However, the FAA limits how State Farm, AIG, USAA, and Allstate can use UAS in their operations.[7] For example, the insurance companies can fly drones over private or controlled-access property only with the permission from the owner or other authorized party.[8] Therefore, the insurance companies need to have permission from all landowners they fly over.[9] In addition, flights must take place away from airports and most urban areas and must be during the daytime.[10] Such restrictions will certainly make it more difficult for insurance companies to use drone technology to its full potential. The restrictions, however, strike a balance between the commercial use of drones and the FAA’s concerns regarding privacy and safety.

Similarly, telecommunications firms hope to be able to utilize UAS to inspect more dangerous or difficult inspections.[11] To achieve this, Aerialtronics joined efforts with Neurala and NVIDIA to demonstrate a UAS system that can visually inspect a cell tower and recognize the equipment mounted on the mast.[12] In the near future, such a system will be able to automate the documentation of assets and assess the mechanical functionality and condition of the cell tower to identify rust and other defects.[13] In a recent blog posting, John Donovan, the chief strategy officer for AT&T, wrote about his excitement for the future of AT&T and drone technology.[14] AT&T recently launched the trial phase of its national drone program, which is currently using drones to perform aerial inspections of its cell towers.[15]

Looking forward, AT&T hopes to use Flying Cell on Wings to provide LTE coverage at large events and rapid disaster response.[16] In this way, AT&T will be able to provide coverage when cell towers are usually clogged by increased traffic.[17] The future use of drones is also expected to expand beyond the insurance and telecommunications industries. Drones will likely be used by governments and companies to safely inspect bridges, buildings, wind turbines and other infrastructure.[18]

Our UAS team at Fox will continue to monitor the use of drones in property inspections and the restrictions placed on such usage by the FAA.

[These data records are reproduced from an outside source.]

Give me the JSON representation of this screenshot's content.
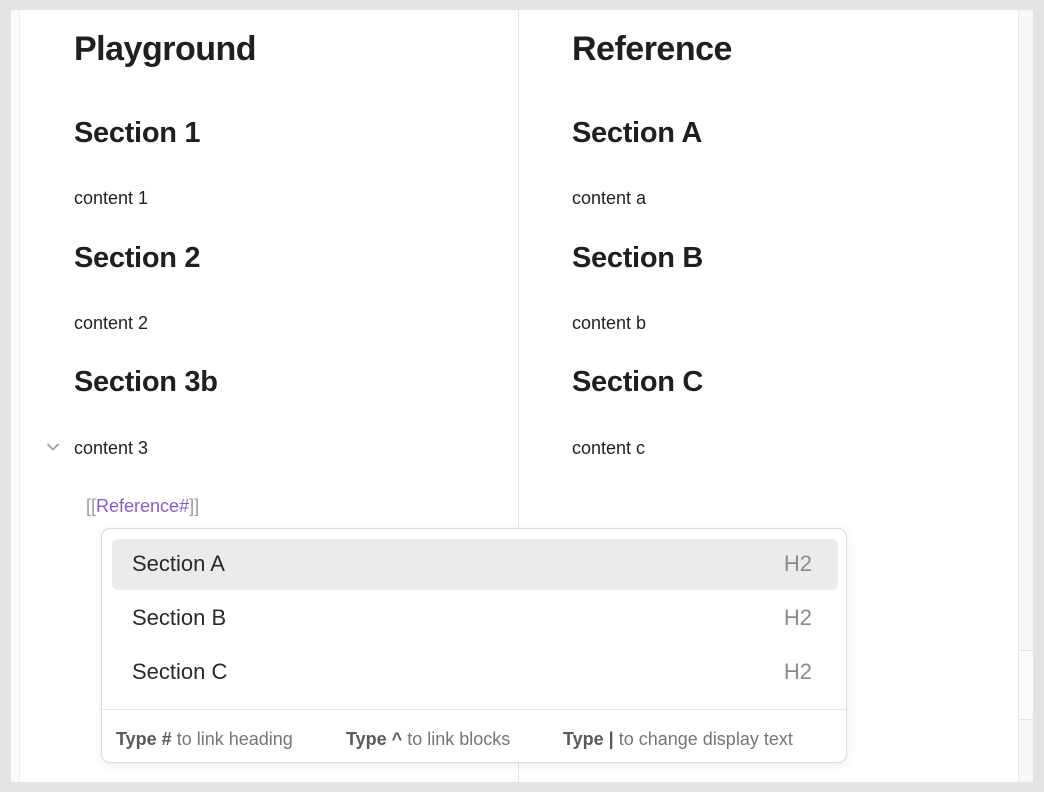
{
  "left_pane": {
    "title": "Playground",
    "sections": [
      {
        "heading": "Section 1",
        "content": "content 1"
      },
      {
        "heading": "Section 2",
        "content": "content 2"
      },
      {
        "heading": "Section 3b",
        "content": "content 3"
      }
    ],
    "link": {
      "open": "[[",
      "text": "Reference#",
      "close": "]]"
    }
  },
  "right_pane": {
    "title": "Reference",
    "sections": [
      {
        "heading": "Section A",
        "content": "content a"
      },
      {
        "heading": "Section B",
        "content": "content b"
      },
      {
        "heading": "Section C",
        "content": "content c"
      }
    ]
  },
  "suggestions": {
    "items": [
      {
        "label": "Section A",
        "level": "H2",
        "selected": true
      },
      {
        "label": "Section B",
        "level": "H2",
        "selected": false
      },
      {
        "label": "Section C",
        "level": "H2",
        "selected": false
      }
    ],
    "hints": [
      {
        "key": "Type #",
        "text": "to link heading"
      },
      {
        "key": "Type ^",
        "text": "to link blocks"
      },
      {
        "key": "Type |",
        "text": "to change display text"
      }
    ]
  },
  "icons": {
    "fold": "chevron-down-icon"
  },
  "colors": {
    "link": "#8a5cd0",
    "selected_bg": "#ebebeb",
    "bracket": "#9a9a9a"
  }
}
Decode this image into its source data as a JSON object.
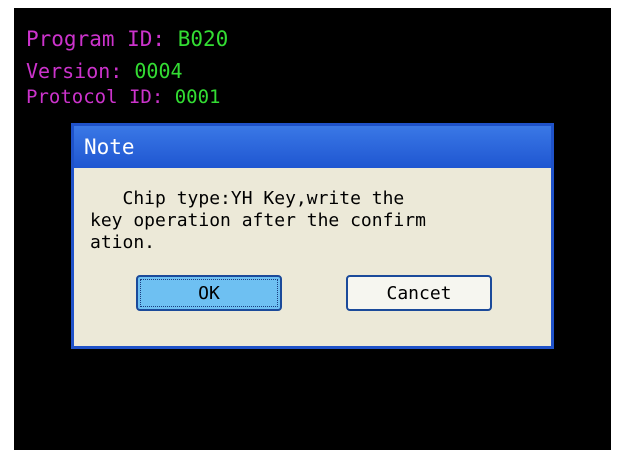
{
  "info": {
    "program_label": "Program ID: ",
    "program_value": "B020",
    "version_label": "Version: ",
    "version_value": "0004",
    "protocol_label": "Protocol ID: ",
    "protocol_value": "0001"
  },
  "dialog": {
    "title": "Note",
    "message": "   Chip type:YH Key,write the\nkey operation after the confirm\nation.",
    "ok_label": "OK",
    "cancel_label": "Cancet"
  },
  "colors": {
    "label_magenta": "#cc33cc",
    "value_green": "#33dd33",
    "title_bar_blue": "#1f56d1",
    "dialog_face": "#ece9d8",
    "ok_button": "#6ec0f2"
  }
}
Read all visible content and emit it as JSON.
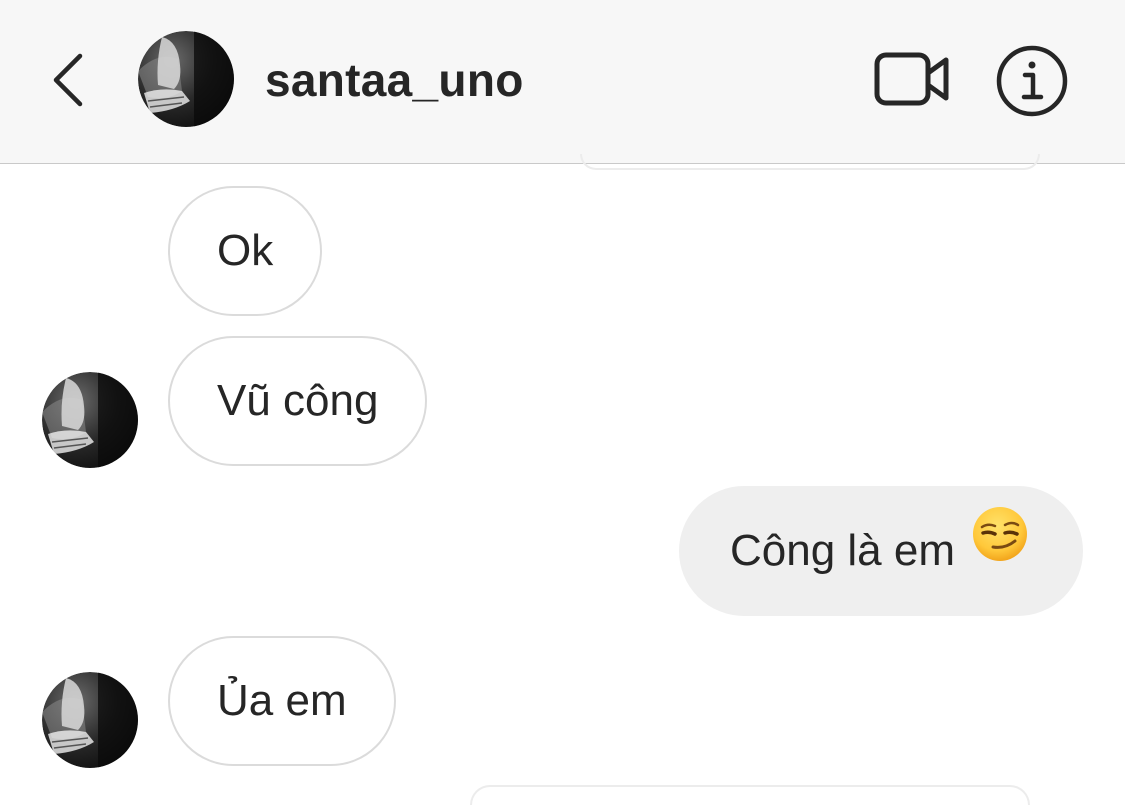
{
  "header": {
    "back_icon": "chevron-left-icon",
    "username": "santaa_uno",
    "video_icon": "video-camera-icon",
    "info_icon": "info-icon"
  },
  "messages": [
    {
      "direction": "incoming",
      "text": "Ok"
    },
    {
      "direction": "incoming",
      "text": "Vũ công"
    },
    {
      "direction": "outgoing",
      "text": "Công là em",
      "emoji": "smirking-face-emoji"
    },
    {
      "direction": "incoming",
      "text": "Ủa em"
    }
  ],
  "colors": {
    "header_bg": "#f7f7f7",
    "outgoing_bubble": "#efefef",
    "incoming_border": "#dbdbdb",
    "text": "#262626"
  }
}
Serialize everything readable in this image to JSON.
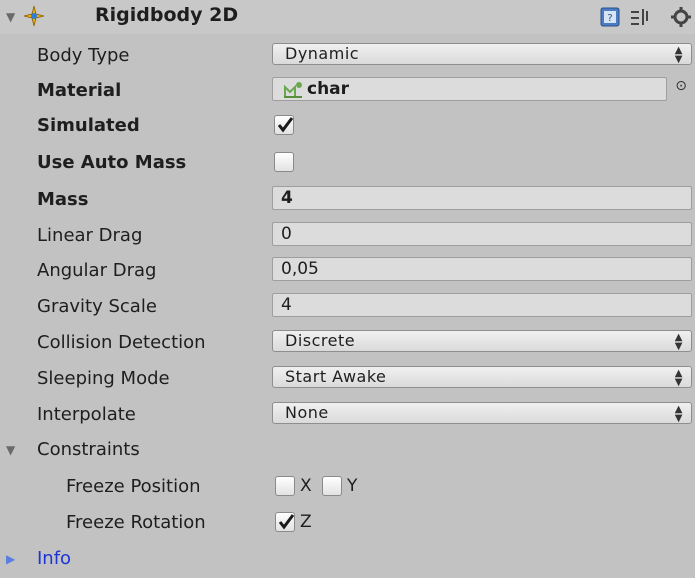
{
  "component": {
    "title": "Rigidbody 2D"
  },
  "fields": {
    "body_type": {
      "label": "Body Type",
      "value": "Dynamic"
    },
    "material": {
      "label": "Material",
      "value": "char"
    },
    "simulated": {
      "label": "Simulated",
      "checked": true
    },
    "use_auto_mass": {
      "label": "Use Auto Mass",
      "checked": false
    },
    "mass": {
      "label": "Mass",
      "value": "4"
    },
    "linear_drag": {
      "label": "Linear Drag",
      "value": "0"
    },
    "angular_drag": {
      "label": "Angular Drag",
      "value": "0,05"
    },
    "gravity_scale": {
      "label": "Gravity Scale",
      "value": "4"
    },
    "collision_detection": {
      "label": "Collision Detection",
      "value": "Discrete"
    },
    "sleeping_mode": {
      "label": "Sleeping Mode",
      "value": "Start Awake"
    },
    "interpolate": {
      "label": "Interpolate",
      "value": "None"
    }
  },
  "constraints": {
    "label": "Constraints",
    "freeze_position": {
      "label": "Freeze Position",
      "x_label": "X",
      "y_label": "Y",
      "x_checked": false,
      "y_checked": false
    },
    "freeze_rotation": {
      "label": "Freeze Rotation",
      "z_label": "Z",
      "z_checked": true
    }
  },
  "info": {
    "label": "Info"
  },
  "colors": {
    "panel_bg": "#c2c2c2",
    "field_bg": "#dcdcdc",
    "info_link": "#1a34d8"
  },
  "icons": {
    "component": "rigidbody2d-icon",
    "help": "help-icon",
    "presets": "presets-icon",
    "settings": "gear-icon",
    "material": "physics-material-icon",
    "object_picker": "object-picker-icon"
  }
}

[1] Bart Jansen, USA Today, Insurers adopt drones for airborne inspections, Mar. 21, 2016, available at http://www.usatoday.com/story/news/2016/03/31/insurers-adopt-drones-airborne-inspections/82434322/[hereinafter “Jansen”].

[2] Id.

[3] State Farm, State Farm Cleared for Takeoff: FAA okays insurer to test damage-assessing drones, Mar. 16, 2015, available at https://www.statefarm.com/about-us/newsroom/2015/03/16/cleared-for-takeoff.

[4] Leslie Scism & Jack Nicas, The Wall Street Journal, Insurers Get Approval to Use Drones: AIG, State Farm and USAA will be able to use the unmanned aircraft to do inspections, Apr. 8, 2015, available at http://www.wsj.com/articles/aig-receives-faa-approval-for-drone-use-1428499777 [hereinafter “Scism & Nicas”]; Cameron Graham, Technology Advice, 3 Companies Using Drones to Improve Inspections, June 23, 2015, available at http://technologyadvice.com/blog/information-technology/companies-using-drones-for-inspections/[hereinafter “Graham”].

[5] Id.

[6] Graham.

[7] Scism & Nicas.

[8] Id.

[9] Id.

[10] Id.

[11] Jansen.

[12] Drone Business.center, Intelligent Drone Will Automate Inspections, Oct. 4, 2016, available at https://dronebusiness.center/intelligent-drone-automate-inspection-12525/?utm_source=Drone+Business+Center&utm_campaign=78d7db7320-dbc_10081610_7_2016&utm_medium=email&utm_term=0_5c60558777-78d7db7320-124566457 [hereinafter “Drone Business.center”].

[13] Id.

[14] John Donovan, Drones Taking Our Network to New Heights, July 13, 2016, available athttp://about.att.com/innovationblog/drones_new_heights.

[15] Id.

[16] Id.

[17] Id.

[18] Drone Business.center.